Germans recycle 66 percent of their municipal waste. The secret to their success lies in a culture of environmental stewardship that has been slowly instilled through government mandates—enforced by fines—on both citizens and the manufacturers who produce the rubbish. Colour-coded bins are placed everywhere, from parks and schools to public transit stops and residential collection sites: Yellow for plastic, Blue for paper, Brown for organic matter, and Green for coloured glass.

The emphasis on purposeful separation is underscored by a system of fines imposed on households who miss-sort their rubbish, the government often penalising those who contaminate an entire batch of recycling. Green dots placed on the outside of product packaging indicate that it must be recycled, or face paying high fees.

In America pushed by aggressive state-wide policies, the two major population hubs in California, Los Angeles and San Francisco, are reaching nearly unprecedented waste recovery rates. Embracing bold change, all Californians must now bring reusable bags to collect their groceries or pay a fee per bag if they forget. The new policy is working towards eliminating the single-use plastic bag litter on waterways, beaches, and roads. By 2017, one year after the ban on distributing single-use plastic bags, the bag litter was down 72 percent, according to Californians Against Waste, a non-profit research and advocacy organization dedicated to waste reduction and recycling programs.

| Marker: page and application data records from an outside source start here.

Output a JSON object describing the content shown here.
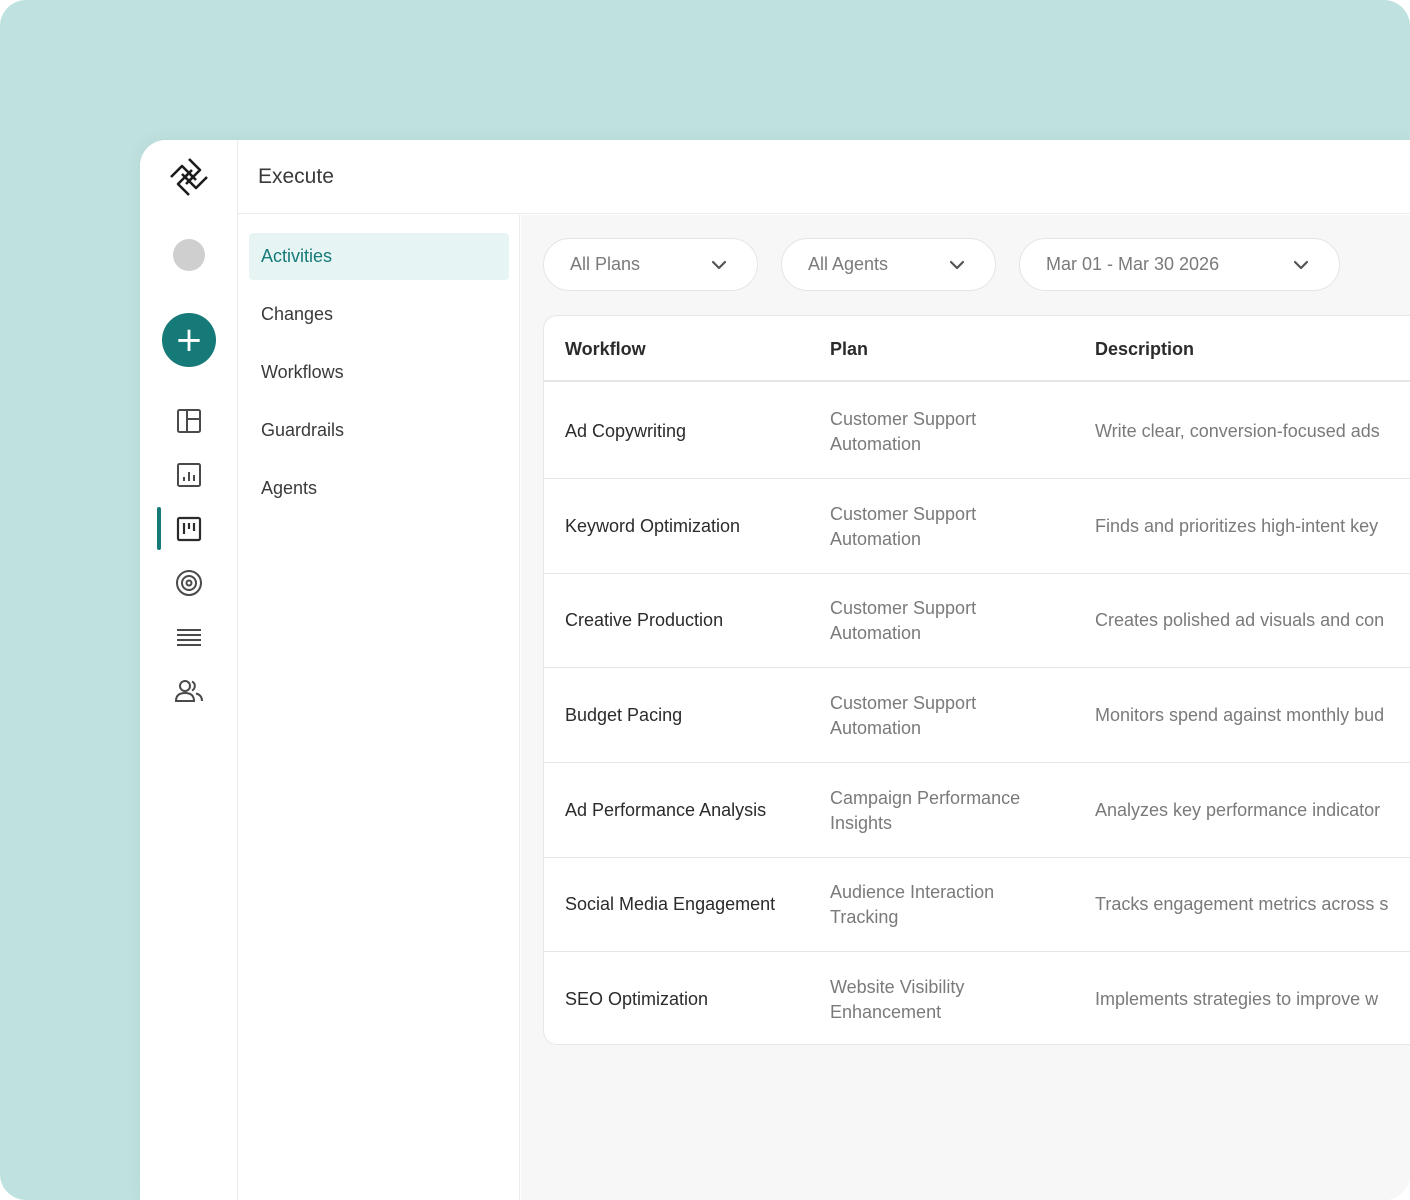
{
  "header": {
    "title": "Execute"
  },
  "rail": {
    "icons": [
      "logo-icon",
      "avatar",
      "add-icon",
      "layout-icon",
      "chart-icon",
      "board-icon",
      "target-icon",
      "list-icon",
      "users-icon"
    ],
    "add_label": "+",
    "accent": "#157a78"
  },
  "subnav": {
    "items": [
      {
        "label": "Activities",
        "active": true
      },
      {
        "label": "Changes"
      },
      {
        "label": "Workflows"
      },
      {
        "label": "Guardrails"
      },
      {
        "label": "Agents"
      }
    ]
  },
  "filters": {
    "plans": "All Plans",
    "agents": "All Agents",
    "dates": "Mar 01 - Mar 30 2026"
  },
  "table": {
    "columns": [
      "Workflow",
      "Plan",
      "Description"
    ],
    "rows": [
      {
        "workflow": "Ad Copywriting",
        "plan": "Customer Support Automation",
        "description": "Write clear, conversion-focused ads"
      },
      {
        "workflow": "Keyword Optimization",
        "plan": "Customer Support Automation",
        "description": "Finds and prioritizes high-intent key"
      },
      {
        "workflow": "Creative Production",
        "plan": "Customer Support Automation",
        "description": "Creates polished ad visuals and con"
      },
      {
        "workflow": "Budget Pacing",
        "plan": "Customer Support Automation",
        "description": "Monitors spend against monthly bud"
      },
      {
        "workflow": "Ad Performance Analysis",
        "plan": "Campaign Performance Insights",
        "description": "Analyzes key performance indicator"
      },
      {
        "workflow": "Social Media Engagement",
        "plan": "Audience Interaction Tracking",
        "description": "Tracks engagement metrics across s"
      },
      {
        "workflow": "SEO Optimization",
        "plan": "Website Visibility Enhancement",
        "description": "Implements strategies to improve w"
      }
    ]
  }
}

Secondly, as is the case with many of the ways of life that are in existence in this world that we have created and that we see around us, which we have got wrong, there needs to be education. And here I am not referring to education on recycling, how to go about it and what categories different waste material fall into. I’m referring to education on demand and over usage and waste – basic concepts around health; what I need as opposed to what I want; coping mechanisms and alternatives etc.

For example, by 2000, Los Angeles achieved an unprecedented 65.2 percent recovery rate, far exceeding its initial goals. The city’s new target—90 percent by 2025—is bolstered by a citizen participatory 20-year plan. “Rethink LA” initiatives help educate citizens on the importance of recycling and composting. The numerous sub-programs laid out to substantiate LA’s commitment to recycling include one program for restaurants to compost food waste and another that reduces company’s city tax obligations based on their recycling efforts (which leads to the next, and last, point below, incentives).

Los Angeles’s recycling achievements and conscientious citizen participation is due in large part to community-wide education and campaigns. From bilingual recycling education to grassroots outreach in low income communities, LA has managed to stay on track toward a zero waste initiative.


As a last point, and alluded to above – where are the incentives? Why not offer incentives? We talk about applying the “carrot or the stick” to change behaviour, why do we most often apply rules that restrict and punish?

In conclusion then, this new legislation is great to see, but it suffers from being half incomplete. It doesn’t go the whole way and include what is in fact that greater problem, the behaviour of consumers, the demand side of the equation. Remove the demand and to a large degree the problems on the supply side either go away, or are far easier to manage.

Jon O’Hanlon